Segment Open
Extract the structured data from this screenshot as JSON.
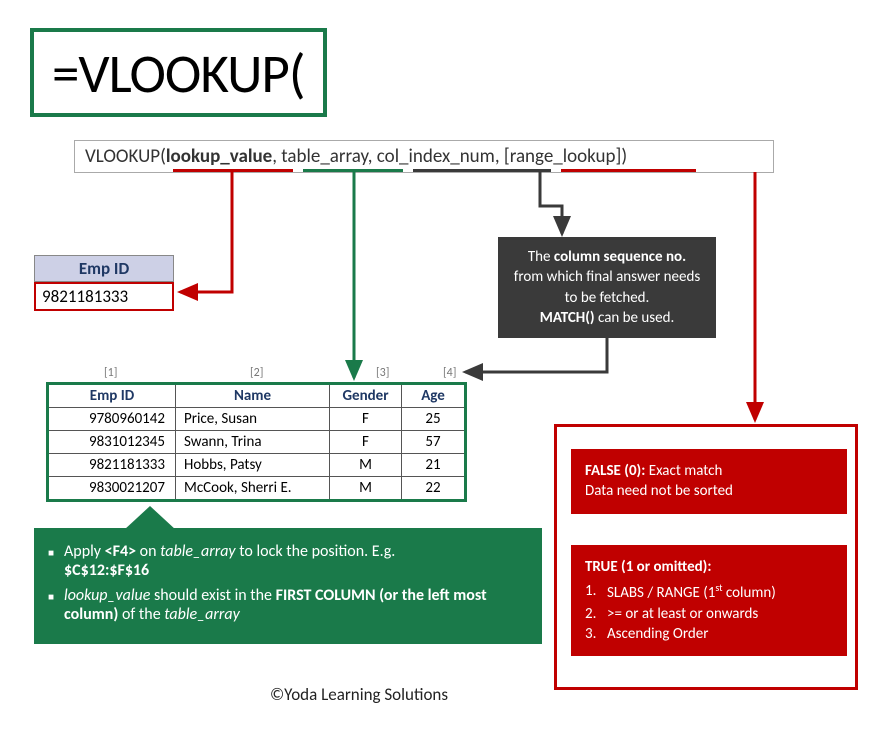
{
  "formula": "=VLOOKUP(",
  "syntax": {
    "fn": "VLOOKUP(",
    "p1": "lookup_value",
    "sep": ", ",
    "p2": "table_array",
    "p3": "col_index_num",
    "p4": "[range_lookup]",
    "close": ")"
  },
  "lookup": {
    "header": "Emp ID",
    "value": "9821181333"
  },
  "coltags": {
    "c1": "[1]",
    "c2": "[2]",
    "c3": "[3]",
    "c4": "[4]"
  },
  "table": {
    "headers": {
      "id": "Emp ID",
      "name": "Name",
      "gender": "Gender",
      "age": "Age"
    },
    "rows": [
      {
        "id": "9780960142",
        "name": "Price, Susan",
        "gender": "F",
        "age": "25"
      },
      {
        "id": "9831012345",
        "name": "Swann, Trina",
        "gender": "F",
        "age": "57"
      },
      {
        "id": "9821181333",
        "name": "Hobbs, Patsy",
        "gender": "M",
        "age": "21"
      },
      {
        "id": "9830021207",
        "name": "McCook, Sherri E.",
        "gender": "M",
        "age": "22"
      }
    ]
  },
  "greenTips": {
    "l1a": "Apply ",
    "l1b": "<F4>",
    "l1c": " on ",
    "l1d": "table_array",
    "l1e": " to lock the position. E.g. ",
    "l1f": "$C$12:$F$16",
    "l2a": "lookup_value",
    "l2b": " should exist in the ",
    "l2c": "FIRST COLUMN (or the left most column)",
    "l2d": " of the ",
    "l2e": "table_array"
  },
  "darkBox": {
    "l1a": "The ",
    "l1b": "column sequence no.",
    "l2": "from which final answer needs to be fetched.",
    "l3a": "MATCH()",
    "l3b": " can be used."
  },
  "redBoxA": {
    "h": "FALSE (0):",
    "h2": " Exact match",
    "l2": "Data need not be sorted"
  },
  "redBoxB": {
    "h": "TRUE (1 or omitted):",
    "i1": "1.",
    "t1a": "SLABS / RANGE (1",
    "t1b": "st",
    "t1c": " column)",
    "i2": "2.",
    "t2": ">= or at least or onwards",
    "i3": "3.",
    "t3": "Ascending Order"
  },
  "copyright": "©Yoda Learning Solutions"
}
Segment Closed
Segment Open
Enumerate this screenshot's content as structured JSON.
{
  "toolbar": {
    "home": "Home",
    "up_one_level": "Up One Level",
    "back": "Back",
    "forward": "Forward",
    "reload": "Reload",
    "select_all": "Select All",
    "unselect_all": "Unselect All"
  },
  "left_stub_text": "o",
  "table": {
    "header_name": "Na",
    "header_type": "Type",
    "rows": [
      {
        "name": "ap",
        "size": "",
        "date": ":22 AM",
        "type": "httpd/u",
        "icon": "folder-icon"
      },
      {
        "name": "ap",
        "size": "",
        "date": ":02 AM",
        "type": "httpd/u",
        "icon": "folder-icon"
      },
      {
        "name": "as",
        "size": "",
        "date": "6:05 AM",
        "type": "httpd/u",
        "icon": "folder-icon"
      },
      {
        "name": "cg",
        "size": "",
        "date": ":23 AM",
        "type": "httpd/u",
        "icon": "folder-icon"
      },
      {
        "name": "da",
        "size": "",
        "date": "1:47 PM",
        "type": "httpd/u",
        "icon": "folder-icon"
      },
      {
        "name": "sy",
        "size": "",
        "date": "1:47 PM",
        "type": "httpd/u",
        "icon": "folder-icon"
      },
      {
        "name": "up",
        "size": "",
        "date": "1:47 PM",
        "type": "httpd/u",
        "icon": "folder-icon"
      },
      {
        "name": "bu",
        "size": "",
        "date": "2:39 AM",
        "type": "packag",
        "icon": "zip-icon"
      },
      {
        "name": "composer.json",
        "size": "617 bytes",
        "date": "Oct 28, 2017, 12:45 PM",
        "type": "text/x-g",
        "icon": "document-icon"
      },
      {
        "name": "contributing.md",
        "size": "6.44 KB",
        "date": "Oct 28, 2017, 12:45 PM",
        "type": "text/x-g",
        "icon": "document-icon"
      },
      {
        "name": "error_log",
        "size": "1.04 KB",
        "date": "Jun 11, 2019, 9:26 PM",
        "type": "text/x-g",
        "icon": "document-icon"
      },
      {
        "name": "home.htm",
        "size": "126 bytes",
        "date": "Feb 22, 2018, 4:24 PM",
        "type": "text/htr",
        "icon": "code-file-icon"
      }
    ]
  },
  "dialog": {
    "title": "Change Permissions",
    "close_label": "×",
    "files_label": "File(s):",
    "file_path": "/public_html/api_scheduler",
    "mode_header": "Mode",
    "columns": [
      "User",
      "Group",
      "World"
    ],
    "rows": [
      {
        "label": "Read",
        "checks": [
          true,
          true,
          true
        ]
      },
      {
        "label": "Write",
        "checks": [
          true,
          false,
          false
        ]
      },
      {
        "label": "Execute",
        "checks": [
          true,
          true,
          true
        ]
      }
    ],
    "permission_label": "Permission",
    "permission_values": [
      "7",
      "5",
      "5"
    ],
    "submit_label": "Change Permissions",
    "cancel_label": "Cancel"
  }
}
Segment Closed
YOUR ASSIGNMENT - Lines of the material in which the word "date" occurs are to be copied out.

REPLY TO THE EXERCISE -
        "date": ":22 AM",
        "date": ":02 AM",
        "date": "6:05 AM",
        "date": ":23 AM",
        "date": "1:47 PM",
        "date": "1:47 PM",
        "date": "1:47 PM",
        "date": "2:39 AM",
        "date": "Oct 28, 2017, 12:45 PM",
        "date": "Oct 28, 2017, 12:45 PM",
        "date": "Jun 11, 2019, 9:26 PM",
        "date": "Feb 22, 2018, 4:24 PM",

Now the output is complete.